Will was silent, had eye but it was different than any dog we have had - he would walk right up to anything and turn it around. If you walked up to his kennel you would see the “Will look” and
know why stock often turn from him without being bitten. Hence Steve’s only photography attempt - the bull photo (above).
When we started Will we didn’t have cattle, and quickly found he had what I call a “search and destroy” style on sheep. However, in a small pen the sheep survived and he was controllable.
He began his trial career on cattle with just that training. He earned his ATD with sporadic trialing as we had moved to Louisiana and were unable to get to many trials. With maturity but no exposure to sheep, he worked them quite nicely.
Slash V Andrews Red Chickaspike OTDc
Thus Spike is a ¾ brother to Diane Burleson’s Ricki and Lil Rowd. We are particularly proud of Ricki, Lil Rowd and Spike because although they have only had limited trialing, all work with their owner on a farm every day. We have never regretted that we sold Spike, also whelped in 1994, to Norm Andrews in Nebraska because he has become a farmer’s special dog. Visit the article written by Norm that appeared in the Aussie Times, "Dog Tales from a Cattleman," to hear and see more of Spike.
Their job is something more important than all the trials in the world and the reason this breed exists. Their offspring have excelled in the real farm and ranch world and in trials as well.
The End of the Century
At the end of the decade of the 90’s we were planning a move back to Texas and inactive with the dogs. However we knew we had some good young dogs to carry the Slash V into the next decade.
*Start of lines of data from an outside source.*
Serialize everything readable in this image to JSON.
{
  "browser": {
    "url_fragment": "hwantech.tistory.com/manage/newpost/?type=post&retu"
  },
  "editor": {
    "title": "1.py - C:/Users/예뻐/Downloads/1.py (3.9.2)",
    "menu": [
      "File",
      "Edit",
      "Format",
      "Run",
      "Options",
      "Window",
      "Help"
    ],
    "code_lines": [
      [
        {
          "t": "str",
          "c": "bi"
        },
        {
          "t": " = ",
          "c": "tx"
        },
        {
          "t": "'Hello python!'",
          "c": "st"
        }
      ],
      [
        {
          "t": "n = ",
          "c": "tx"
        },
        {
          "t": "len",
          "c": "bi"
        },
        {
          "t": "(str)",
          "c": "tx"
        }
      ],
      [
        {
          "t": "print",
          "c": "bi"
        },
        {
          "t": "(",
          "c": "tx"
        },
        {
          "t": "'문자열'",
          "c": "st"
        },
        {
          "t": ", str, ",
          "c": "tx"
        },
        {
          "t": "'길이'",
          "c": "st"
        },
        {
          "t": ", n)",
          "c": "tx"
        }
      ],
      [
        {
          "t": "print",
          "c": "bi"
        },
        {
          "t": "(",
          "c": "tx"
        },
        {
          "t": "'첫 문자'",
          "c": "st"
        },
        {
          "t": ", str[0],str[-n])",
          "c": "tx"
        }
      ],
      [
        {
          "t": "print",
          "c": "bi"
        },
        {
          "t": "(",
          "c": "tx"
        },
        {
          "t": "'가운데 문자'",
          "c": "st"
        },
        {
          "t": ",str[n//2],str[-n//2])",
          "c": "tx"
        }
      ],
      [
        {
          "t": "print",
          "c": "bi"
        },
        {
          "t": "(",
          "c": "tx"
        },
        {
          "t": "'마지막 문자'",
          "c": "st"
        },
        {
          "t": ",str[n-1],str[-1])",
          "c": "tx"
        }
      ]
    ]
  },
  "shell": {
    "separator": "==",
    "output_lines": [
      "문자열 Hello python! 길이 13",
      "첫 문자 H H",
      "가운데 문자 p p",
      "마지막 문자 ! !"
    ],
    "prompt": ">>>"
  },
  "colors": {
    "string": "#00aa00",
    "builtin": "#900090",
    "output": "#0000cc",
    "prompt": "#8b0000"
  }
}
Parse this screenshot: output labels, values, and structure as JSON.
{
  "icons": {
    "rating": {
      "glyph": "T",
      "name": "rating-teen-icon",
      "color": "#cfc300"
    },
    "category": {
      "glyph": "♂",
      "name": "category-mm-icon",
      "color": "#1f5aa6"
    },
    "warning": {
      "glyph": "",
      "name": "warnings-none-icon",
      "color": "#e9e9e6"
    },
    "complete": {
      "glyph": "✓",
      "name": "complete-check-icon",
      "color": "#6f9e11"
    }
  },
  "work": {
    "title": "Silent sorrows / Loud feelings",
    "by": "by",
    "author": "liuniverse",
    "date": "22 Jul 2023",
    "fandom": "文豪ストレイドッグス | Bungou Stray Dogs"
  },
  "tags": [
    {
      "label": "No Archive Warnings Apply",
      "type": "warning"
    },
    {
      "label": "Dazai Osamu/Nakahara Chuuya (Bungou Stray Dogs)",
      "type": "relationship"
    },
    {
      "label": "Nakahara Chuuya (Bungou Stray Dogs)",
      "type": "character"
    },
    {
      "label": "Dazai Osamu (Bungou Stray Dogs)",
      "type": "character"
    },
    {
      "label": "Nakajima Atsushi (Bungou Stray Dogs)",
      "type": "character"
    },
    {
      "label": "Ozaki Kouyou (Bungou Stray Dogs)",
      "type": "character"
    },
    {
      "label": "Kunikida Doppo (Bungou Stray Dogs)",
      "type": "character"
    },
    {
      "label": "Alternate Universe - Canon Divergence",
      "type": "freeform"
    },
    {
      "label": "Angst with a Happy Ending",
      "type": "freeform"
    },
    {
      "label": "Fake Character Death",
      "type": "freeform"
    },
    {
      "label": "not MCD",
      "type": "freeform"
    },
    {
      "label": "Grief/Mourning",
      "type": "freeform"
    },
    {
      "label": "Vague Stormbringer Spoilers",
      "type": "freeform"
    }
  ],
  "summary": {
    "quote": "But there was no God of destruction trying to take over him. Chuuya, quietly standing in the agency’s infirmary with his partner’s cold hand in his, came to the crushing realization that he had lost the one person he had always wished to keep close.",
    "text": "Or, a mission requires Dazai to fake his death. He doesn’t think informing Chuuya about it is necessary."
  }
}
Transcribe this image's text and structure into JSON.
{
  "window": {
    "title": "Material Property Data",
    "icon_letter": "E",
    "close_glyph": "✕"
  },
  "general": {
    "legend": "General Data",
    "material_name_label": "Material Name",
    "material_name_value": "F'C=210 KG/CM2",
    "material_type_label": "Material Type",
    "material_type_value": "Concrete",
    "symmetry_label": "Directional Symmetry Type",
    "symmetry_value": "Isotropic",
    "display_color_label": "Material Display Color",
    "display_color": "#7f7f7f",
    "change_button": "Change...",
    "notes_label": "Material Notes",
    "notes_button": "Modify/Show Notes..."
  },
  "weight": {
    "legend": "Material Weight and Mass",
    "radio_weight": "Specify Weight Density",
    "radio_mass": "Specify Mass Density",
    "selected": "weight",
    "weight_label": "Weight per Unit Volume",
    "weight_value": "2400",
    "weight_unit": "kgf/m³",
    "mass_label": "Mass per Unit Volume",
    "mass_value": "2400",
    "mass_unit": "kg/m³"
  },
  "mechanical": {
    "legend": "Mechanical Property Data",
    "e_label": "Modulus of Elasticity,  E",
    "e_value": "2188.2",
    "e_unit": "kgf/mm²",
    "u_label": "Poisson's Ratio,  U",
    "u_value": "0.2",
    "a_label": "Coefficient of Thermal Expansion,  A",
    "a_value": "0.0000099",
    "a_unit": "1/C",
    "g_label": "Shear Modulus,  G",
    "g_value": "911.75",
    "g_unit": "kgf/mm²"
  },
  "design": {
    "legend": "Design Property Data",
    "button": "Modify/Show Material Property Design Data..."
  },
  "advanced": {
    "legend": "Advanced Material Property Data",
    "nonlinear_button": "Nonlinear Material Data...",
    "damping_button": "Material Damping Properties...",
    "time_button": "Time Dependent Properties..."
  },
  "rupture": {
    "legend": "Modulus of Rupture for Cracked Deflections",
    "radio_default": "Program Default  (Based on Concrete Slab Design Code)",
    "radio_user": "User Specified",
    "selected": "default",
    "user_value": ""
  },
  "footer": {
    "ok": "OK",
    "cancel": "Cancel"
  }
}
Possum had given us two daughters, one by the Burleson’s 45 Ranch Rem’s Cody STDc and one by Diamond S Sam. Key had given us a son and daughter by Sam and although we didn’t know it at the time, we would get back one of her daughters by Dude.
Maybe best of all, Young Kate had, at the end of her life, left us with a daughter by Lookaway Luke.